## REQUIRED ACTION:
Verbatim copy without images: repeat the records in full.

## SUPPLIED ENTRIES:
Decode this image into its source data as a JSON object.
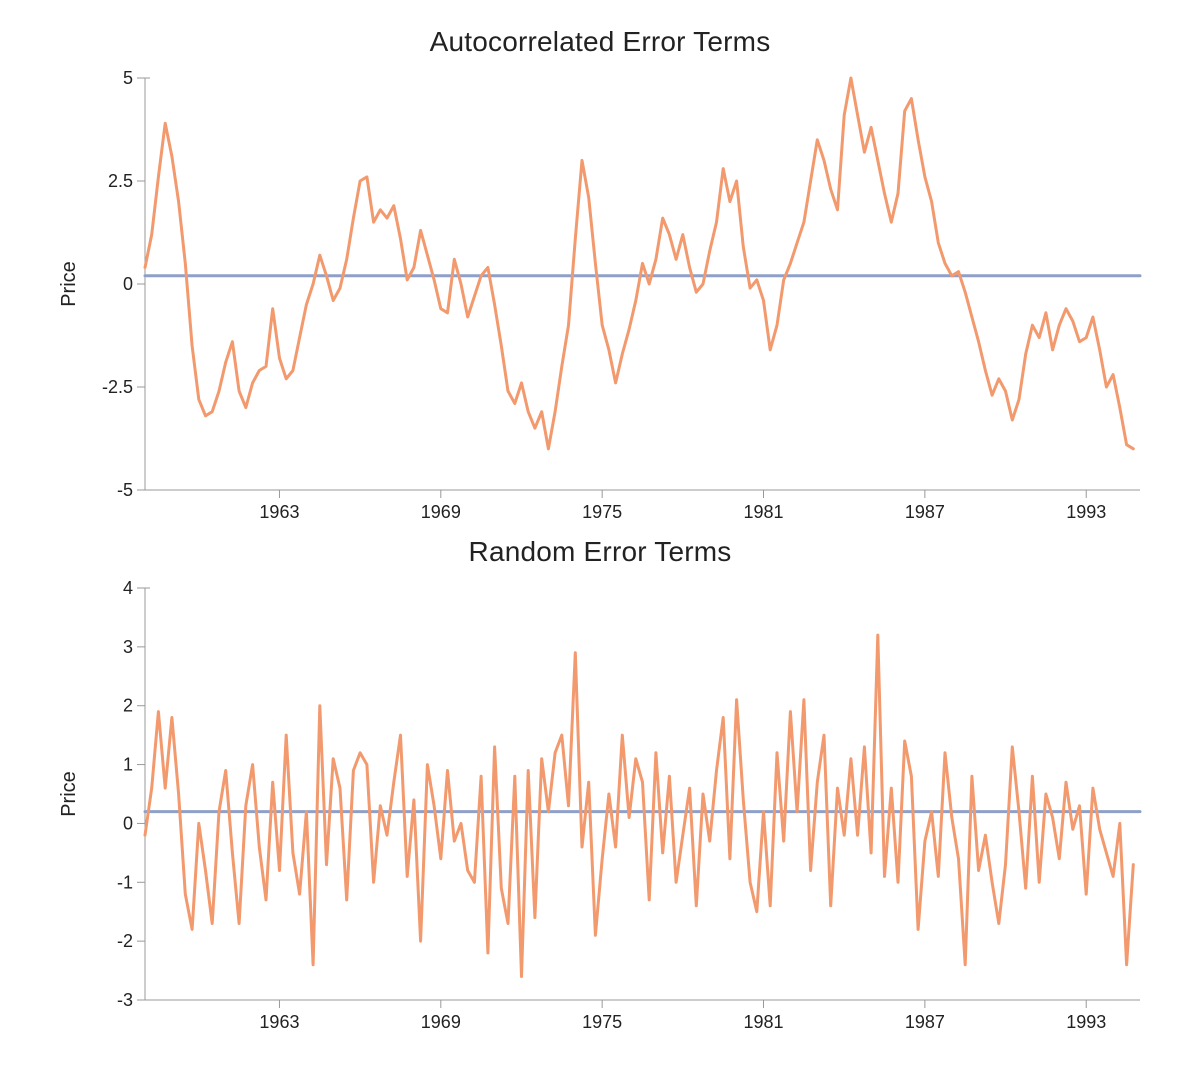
{
  "chart_data": [
    {
      "type": "line",
      "title": "Autocorrelated Error Terms",
      "ylabel": "Price",
      "xlabel": "",
      "x_range": [
        1958,
        1995
      ],
      "ylim": [
        -5,
        5
      ],
      "y_ticks": [
        -5,
        -2.5,
        0,
        2.5,
        5
      ],
      "x_ticks": [
        1963,
        1969,
        1975,
        1981,
        1987,
        1993
      ],
      "reference_y": 0.2,
      "series": [
        {
          "name": "autocorrelated_errors",
          "x_start": 1958,
          "x_step": 0.25,
          "values": [
            0.4,
            1.2,
            2.6,
            3.9,
            3.1,
            2.0,
            0.5,
            -1.5,
            -2.8,
            -3.2,
            -3.1,
            -2.6,
            -1.9,
            -1.4,
            -2.6,
            -3.0,
            -2.4,
            -2.1,
            -2.0,
            -0.6,
            -1.8,
            -2.3,
            -2.1,
            -1.3,
            -0.5,
            0.0,
            0.7,
            0.2,
            -0.4,
            -0.1,
            0.6,
            1.6,
            2.5,
            2.6,
            1.5,
            1.8,
            1.6,
            1.9,
            1.1,
            0.1,
            0.4,
            1.3,
            0.7,
            0.1,
            -0.6,
            -0.7,
            0.6,
            0.0,
            -0.8,
            -0.3,
            0.2,
            0.4,
            -0.5,
            -1.5,
            -2.6,
            -2.9,
            -2.4,
            -3.1,
            -3.5,
            -3.1,
            -4.0,
            -3.1,
            -2.0,
            -1.0,
            1.1,
            3.0,
            2.1,
            0.5,
            -1.0,
            -1.6,
            -2.4,
            -1.7,
            -1.1,
            -0.4,
            0.5,
            0.0,
            0.6,
            1.6,
            1.2,
            0.6,
            1.2,
            0.4,
            -0.2,
            0.0,
            0.8,
            1.5,
            2.8,
            2.0,
            2.5,
            0.9,
            -0.1,
            0.1,
            -0.4,
            -1.6,
            -1.0,
            0.1,
            0.5,
            1.0,
            1.5,
            2.5,
            3.5,
            3.0,
            2.3,
            1.8,
            4.1,
            5.0,
            4.1,
            3.2,
            3.8,
            3.0,
            2.2,
            1.5,
            2.2,
            4.2,
            4.5,
            3.5,
            2.6,
            2.0,
            1.0,
            0.5,
            0.2,
            0.3,
            -0.2,
            -0.8,
            -1.4,
            -2.1,
            -2.7,
            -2.3,
            -2.6,
            -3.3,
            -2.8,
            -1.7,
            -1.0,
            -1.3,
            -0.7,
            -1.6,
            -1.0,
            -0.6,
            -0.9,
            -1.4,
            -1.3,
            -0.8,
            -1.6,
            -2.5,
            -2.2,
            -3.0,
            -3.9,
            -4.0
          ]
        }
      ]
    },
    {
      "type": "line",
      "title": "Random Error Terms",
      "ylabel": "Price",
      "xlabel": "",
      "x_range": [
        1958,
        1995
      ],
      "ylim": [
        -3,
        4
      ],
      "y_ticks": [
        -3,
        -2,
        -1,
        0,
        1,
        2,
        3,
        4
      ],
      "x_ticks": [
        1963,
        1969,
        1975,
        1981,
        1987,
        1993
      ],
      "reference_y": 0.2,
      "series": [
        {
          "name": "random_errors",
          "x_start": 1958,
          "x_step": 0.25,
          "values": [
            -0.2,
            0.6,
            1.9,
            0.6,
            1.8,
            0.5,
            -1.2,
            -1.8,
            0.0,
            -0.8,
            -1.7,
            0.2,
            0.9,
            -0.5,
            -1.7,
            0.3,
            1.0,
            -0.4,
            -1.3,
            0.7,
            -0.8,
            1.5,
            -0.5,
            -1.2,
            0.2,
            -2.4,
            2.0,
            -0.7,
            1.1,
            0.6,
            -1.3,
            0.9,
            1.2,
            1.0,
            -1.0,
            0.3,
            -0.2,
            0.7,
            1.5,
            -0.9,
            0.4,
            -2.0,
            1.0,
            0.3,
            -0.6,
            0.9,
            -0.3,
            0.0,
            -0.8,
            -1.0,
            0.8,
            -2.2,
            1.3,
            -1.1,
            -1.7,
            0.8,
            -2.6,
            0.9,
            -1.6,
            1.1,
            0.2,
            1.2,
            1.5,
            0.3,
            2.9,
            -0.4,
            0.7,
            -1.9,
            -0.6,
            0.5,
            -0.4,
            1.5,
            0.1,
            1.1,
            0.7,
            -1.3,
            1.2,
            -0.5,
            0.8,
            -1.0,
            -0.2,
            0.6,
            -1.4,
            0.5,
            -0.3,
            0.9,
            1.8,
            -0.6,
            2.1,
            0.4,
            -1.0,
            -1.5,
            0.2,
            -1.4,
            1.2,
            -0.3,
            1.9,
            0.2,
            2.1,
            -0.8,
            0.7,
            1.5,
            -1.4,
            0.6,
            -0.2,
            1.1,
            -0.2,
            1.3,
            -0.5,
            3.2,
            -0.9,
            0.6,
            -1.0,
            1.4,
            0.8,
            -1.8,
            -0.3,
            0.2,
            -0.9,
            1.2,
            0.1,
            -0.6,
            -2.4,
            0.8,
            -0.8,
            -0.2,
            -1.0,
            -1.7,
            -0.7,
            1.3,
            0.2,
            -1.1,
            0.8,
            -1.0,
            0.5,
            0.1,
            -0.6,
            0.7,
            -0.1,
            0.3,
            -1.2,
            0.6,
            -0.1,
            -0.5,
            -0.9,
            0.0,
            -2.4,
            -0.7
          ]
        }
      ]
    }
  ]
}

## YOUR RESPONSE:
Decode this image into its source data as a JSON object.
{
  "chart_data": [
    {
      "type": "line",
      "title": "Autocorrelated Error Terms",
      "ylabel": "Price",
      "xlabel": "",
      "x_range": [
        1958,
        1995
      ],
      "ylim": [
        -5,
        5
      ],
      "y_ticks": [
        -5,
        -2.5,
        0,
        2.5,
        5
      ],
      "x_ticks": [
        1963,
        1969,
        1975,
        1981,
        1987,
        1993
      ],
      "reference_y": 0.2,
      "series": [
        {
          "name": "autocorrelated_errors",
          "x_start": 1958,
          "x_step": 0.25,
          "values": [
            0.4,
            1.2,
            2.6,
            3.9,
            3.1,
            2.0,
            0.5,
            -1.5,
            -2.8,
            -3.2,
            -3.1,
            -2.6,
            -1.9,
            -1.4,
            -2.6,
            -3.0,
            -2.4,
            -2.1,
            -2.0,
            -0.6,
            -1.8,
            -2.3,
            -2.1,
            -1.3,
            -0.5,
            0.0,
            0.7,
            0.2,
            -0.4,
            -0.1,
            0.6,
            1.6,
            2.5,
            2.6,
            1.5,
            1.8,
            1.6,
            1.9,
            1.1,
            0.1,
            0.4,
            1.3,
            0.7,
            0.1,
            -0.6,
            -0.7,
            0.6,
            0.0,
            -0.8,
            -0.3,
            0.2,
            0.4,
            -0.5,
            -1.5,
            -2.6,
            -2.9,
            -2.4,
            -3.1,
            -3.5,
            -3.1,
            -4.0,
            -3.1,
            -2.0,
            -1.0,
            1.1,
            3.0,
            2.1,
            0.5,
            -1.0,
            -1.6,
            -2.4,
            -1.7,
            -1.1,
            -0.4,
            0.5,
            0.0,
            0.6,
            1.6,
            1.2,
            0.6,
            1.2,
            0.4,
            -0.2,
            0.0,
            0.8,
            1.5,
            2.8,
            2.0,
            2.5,
            0.9,
            -0.1,
            0.1,
            -0.4,
            -1.6,
            -1.0,
            0.1,
            0.5,
            1.0,
            1.5,
            2.5,
            3.5,
            3.0,
            2.3,
            1.8,
            4.1,
            5.0,
            4.1,
            3.2,
            3.8,
            3.0,
            2.2,
            1.5,
            2.2,
            4.2,
            4.5,
            3.5,
            2.6,
            2.0,
            1.0,
            0.5,
            0.2,
            0.3,
            -0.2,
            -0.8,
            -1.4,
            -2.1,
            -2.7,
            -2.3,
            -2.6,
            -3.3,
            -2.8,
            -1.7,
            -1.0,
            -1.3,
            -0.7,
            -1.6,
            -1.0,
            -0.6,
            -0.9,
            -1.4,
            -1.3,
            -0.8,
            -1.6,
            -2.5,
            -2.2,
            -3.0,
            -3.9,
            -4.0
          ]
        }
      ]
    },
    {
      "type": "line",
      "title": "Random Error Terms",
      "ylabel": "Price",
      "xlabel": "",
      "x_range": [
        1958,
        1995
      ],
      "ylim": [
        -3,
        4
      ],
      "y_ticks": [
        -3,
        -2,
        -1,
        0,
        1,
        2,
        3,
        4
      ],
      "x_ticks": [
        1963,
        1969,
        1975,
        1981,
        1987,
        1993
      ],
      "reference_y": 0.2,
      "series": [
        {
          "name": "random_errors",
          "x_start": 1958,
          "x_step": 0.25,
          "values": [
            -0.2,
            0.6,
            1.9,
            0.6,
            1.8,
            0.5,
            -1.2,
            -1.8,
            0.0,
            -0.8,
            -1.7,
            0.2,
            0.9,
            -0.5,
            -1.7,
            0.3,
            1.0,
            -0.4,
            -1.3,
            0.7,
            -0.8,
            1.5,
            -0.5,
            -1.2,
            0.2,
            -2.4,
            2.0,
            -0.7,
            1.1,
            0.6,
            -1.3,
            0.9,
            1.2,
            1.0,
            -1.0,
            0.3,
            -0.2,
            0.7,
            1.5,
            -0.9,
            0.4,
            -2.0,
            1.0,
            0.3,
            -0.6,
            0.9,
            -0.3,
            0.0,
            -0.8,
            -1.0,
            0.8,
            -2.2,
            1.3,
            -1.1,
            -1.7,
            0.8,
            -2.6,
            0.9,
            -1.6,
            1.1,
            0.2,
            1.2,
            1.5,
            0.3,
            2.9,
            -0.4,
            0.7,
            -1.9,
            -0.6,
            0.5,
            -0.4,
            1.5,
            0.1,
            1.1,
            0.7,
            -1.3,
            1.2,
            -0.5,
            0.8,
            -1.0,
            -0.2,
            0.6,
            -1.4,
            0.5,
            -0.3,
            0.9,
            1.8,
            -0.6,
            2.1,
            0.4,
            -1.0,
            -1.5,
            0.2,
            -1.4,
            1.2,
            -0.3,
            1.9,
            0.2,
            2.1,
            -0.8,
            0.7,
            1.5,
            -1.4,
            0.6,
            -0.2,
            1.1,
            -0.2,
            1.3,
            -0.5,
            3.2,
            -0.9,
            0.6,
            -1.0,
            1.4,
            0.8,
            -1.8,
            -0.3,
            0.2,
            -0.9,
            1.2,
            0.1,
            -0.6,
            -2.4,
            0.8,
            -0.8,
            -0.2,
            -1.0,
            -1.7,
            -0.7,
            1.3,
            0.2,
            -1.1,
            0.8,
            -1.0,
            0.5,
            0.1,
            -0.6,
            0.7,
            -0.1,
            0.3,
            -1.2,
            0.6,
            -0.1,
            -0.5,
            -0.9,
            0.0,
            -2.4,
            -0.7
          ]
        }
      ]
    }
  ]
}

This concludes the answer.